[Website and app data records]
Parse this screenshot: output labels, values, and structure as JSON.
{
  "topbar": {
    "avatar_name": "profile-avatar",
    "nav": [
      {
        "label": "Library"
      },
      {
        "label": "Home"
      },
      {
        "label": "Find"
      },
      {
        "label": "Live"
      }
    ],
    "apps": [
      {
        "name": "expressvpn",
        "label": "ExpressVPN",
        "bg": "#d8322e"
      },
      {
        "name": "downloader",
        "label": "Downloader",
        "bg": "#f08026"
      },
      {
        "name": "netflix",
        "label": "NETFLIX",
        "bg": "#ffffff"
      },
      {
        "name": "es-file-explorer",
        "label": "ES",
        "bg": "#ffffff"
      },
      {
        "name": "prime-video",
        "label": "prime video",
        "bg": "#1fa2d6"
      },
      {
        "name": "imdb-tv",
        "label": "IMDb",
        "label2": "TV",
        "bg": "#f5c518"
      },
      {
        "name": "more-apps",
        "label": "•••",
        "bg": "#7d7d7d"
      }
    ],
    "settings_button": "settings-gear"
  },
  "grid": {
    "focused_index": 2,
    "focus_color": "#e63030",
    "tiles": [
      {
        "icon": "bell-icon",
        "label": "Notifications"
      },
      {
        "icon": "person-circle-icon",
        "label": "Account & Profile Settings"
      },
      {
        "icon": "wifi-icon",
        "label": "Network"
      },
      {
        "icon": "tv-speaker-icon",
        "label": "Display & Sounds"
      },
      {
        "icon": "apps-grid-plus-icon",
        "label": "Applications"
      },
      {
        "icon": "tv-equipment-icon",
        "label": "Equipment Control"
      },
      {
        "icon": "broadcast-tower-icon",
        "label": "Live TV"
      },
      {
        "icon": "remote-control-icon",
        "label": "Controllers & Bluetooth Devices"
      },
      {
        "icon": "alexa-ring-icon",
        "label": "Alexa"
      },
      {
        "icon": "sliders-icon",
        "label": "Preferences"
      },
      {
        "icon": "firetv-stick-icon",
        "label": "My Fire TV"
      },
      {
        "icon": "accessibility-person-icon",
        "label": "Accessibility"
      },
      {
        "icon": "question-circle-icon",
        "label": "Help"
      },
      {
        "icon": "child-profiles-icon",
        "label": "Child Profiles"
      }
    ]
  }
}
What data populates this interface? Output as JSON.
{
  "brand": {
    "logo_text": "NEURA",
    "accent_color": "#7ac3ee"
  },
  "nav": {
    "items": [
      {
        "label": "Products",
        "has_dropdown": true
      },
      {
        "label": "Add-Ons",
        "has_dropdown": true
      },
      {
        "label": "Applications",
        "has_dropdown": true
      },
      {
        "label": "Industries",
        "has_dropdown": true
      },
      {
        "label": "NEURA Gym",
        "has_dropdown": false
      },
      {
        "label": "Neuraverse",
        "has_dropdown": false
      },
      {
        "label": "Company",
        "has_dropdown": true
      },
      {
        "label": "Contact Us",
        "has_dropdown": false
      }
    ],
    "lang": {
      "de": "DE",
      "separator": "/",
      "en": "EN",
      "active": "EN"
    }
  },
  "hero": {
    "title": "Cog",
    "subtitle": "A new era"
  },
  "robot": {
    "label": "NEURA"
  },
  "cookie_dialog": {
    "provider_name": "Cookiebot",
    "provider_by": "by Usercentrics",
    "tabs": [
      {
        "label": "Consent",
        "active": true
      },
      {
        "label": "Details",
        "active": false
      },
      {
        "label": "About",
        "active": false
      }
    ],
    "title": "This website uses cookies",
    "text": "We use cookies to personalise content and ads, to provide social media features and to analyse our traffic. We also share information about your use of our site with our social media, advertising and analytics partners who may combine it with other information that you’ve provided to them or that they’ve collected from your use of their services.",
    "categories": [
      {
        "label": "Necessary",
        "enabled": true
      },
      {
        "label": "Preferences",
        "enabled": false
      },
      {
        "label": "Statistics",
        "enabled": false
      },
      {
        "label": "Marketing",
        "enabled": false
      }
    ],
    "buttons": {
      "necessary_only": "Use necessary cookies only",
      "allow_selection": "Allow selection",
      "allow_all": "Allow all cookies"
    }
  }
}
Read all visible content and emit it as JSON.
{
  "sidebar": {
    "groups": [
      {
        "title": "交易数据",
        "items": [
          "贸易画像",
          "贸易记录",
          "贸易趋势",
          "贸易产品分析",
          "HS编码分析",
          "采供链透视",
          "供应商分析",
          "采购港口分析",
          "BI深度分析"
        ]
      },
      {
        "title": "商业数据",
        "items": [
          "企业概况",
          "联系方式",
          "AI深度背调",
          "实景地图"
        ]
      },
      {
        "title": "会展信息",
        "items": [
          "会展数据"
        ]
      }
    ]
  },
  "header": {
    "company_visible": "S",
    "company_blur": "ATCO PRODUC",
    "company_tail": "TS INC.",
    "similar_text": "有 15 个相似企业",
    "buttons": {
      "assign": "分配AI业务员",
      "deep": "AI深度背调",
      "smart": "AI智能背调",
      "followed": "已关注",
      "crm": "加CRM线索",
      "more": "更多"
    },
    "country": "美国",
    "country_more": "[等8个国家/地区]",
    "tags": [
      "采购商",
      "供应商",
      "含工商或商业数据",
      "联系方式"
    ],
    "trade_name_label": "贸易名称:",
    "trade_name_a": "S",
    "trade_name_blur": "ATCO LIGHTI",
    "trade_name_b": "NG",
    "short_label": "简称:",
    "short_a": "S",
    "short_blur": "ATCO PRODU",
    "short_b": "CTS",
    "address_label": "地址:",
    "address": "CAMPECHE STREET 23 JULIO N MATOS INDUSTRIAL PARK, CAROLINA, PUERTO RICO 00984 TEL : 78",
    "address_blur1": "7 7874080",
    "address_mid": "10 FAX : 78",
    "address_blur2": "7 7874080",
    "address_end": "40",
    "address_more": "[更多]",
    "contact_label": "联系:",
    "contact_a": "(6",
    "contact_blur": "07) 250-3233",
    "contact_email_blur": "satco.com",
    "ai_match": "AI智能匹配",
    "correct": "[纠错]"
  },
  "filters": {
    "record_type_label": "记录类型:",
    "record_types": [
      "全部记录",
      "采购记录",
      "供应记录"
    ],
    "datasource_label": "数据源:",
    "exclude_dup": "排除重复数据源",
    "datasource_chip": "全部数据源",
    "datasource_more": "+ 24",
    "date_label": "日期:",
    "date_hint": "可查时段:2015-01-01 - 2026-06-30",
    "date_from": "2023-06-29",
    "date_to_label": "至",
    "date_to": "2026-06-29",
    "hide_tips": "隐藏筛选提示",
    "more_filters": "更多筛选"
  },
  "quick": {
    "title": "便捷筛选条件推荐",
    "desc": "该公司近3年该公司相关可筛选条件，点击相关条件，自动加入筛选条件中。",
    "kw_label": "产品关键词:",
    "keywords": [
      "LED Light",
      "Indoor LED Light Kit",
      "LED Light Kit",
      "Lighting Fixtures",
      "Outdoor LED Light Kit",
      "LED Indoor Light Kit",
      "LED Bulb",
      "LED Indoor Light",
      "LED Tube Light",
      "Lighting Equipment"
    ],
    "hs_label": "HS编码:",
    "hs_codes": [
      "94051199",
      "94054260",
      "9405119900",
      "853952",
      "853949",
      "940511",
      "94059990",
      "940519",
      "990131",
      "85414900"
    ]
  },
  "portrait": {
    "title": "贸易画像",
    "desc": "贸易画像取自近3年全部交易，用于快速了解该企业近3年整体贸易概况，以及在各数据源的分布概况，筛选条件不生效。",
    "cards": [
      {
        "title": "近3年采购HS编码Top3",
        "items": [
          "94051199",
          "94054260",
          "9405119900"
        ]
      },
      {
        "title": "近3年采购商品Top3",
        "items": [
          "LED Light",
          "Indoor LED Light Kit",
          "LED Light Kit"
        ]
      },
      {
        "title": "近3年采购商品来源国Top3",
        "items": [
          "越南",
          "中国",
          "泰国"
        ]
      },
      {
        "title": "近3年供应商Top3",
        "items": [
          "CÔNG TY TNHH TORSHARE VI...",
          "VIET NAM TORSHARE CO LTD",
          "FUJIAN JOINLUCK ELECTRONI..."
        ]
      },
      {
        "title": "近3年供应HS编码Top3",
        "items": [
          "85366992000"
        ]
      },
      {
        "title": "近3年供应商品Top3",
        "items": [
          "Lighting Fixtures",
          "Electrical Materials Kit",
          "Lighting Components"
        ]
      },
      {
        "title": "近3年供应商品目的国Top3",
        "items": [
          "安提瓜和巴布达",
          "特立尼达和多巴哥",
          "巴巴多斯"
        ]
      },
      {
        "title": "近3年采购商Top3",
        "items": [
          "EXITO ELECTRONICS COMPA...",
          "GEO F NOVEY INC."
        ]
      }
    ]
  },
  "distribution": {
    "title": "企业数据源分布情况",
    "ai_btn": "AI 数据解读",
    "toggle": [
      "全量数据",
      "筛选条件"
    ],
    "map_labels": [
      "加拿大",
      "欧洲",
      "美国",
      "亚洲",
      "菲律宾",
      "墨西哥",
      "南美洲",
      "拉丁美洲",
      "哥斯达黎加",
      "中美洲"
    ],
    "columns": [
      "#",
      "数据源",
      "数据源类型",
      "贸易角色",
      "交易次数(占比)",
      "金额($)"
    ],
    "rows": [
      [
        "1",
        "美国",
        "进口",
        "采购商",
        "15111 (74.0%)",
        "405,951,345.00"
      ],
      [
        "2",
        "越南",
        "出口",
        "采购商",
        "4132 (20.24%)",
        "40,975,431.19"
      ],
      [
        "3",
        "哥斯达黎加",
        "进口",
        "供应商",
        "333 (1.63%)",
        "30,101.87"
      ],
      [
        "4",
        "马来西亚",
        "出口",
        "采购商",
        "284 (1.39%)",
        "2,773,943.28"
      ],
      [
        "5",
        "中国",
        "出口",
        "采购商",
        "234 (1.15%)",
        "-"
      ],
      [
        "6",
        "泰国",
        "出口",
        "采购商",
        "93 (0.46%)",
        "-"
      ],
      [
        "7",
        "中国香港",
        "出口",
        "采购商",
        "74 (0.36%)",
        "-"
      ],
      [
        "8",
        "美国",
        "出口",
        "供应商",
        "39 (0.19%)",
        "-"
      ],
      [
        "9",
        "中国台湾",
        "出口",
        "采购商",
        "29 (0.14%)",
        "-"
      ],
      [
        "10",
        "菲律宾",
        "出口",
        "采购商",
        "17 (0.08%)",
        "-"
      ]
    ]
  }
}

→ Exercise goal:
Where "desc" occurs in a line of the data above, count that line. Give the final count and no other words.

→ Written answer:
2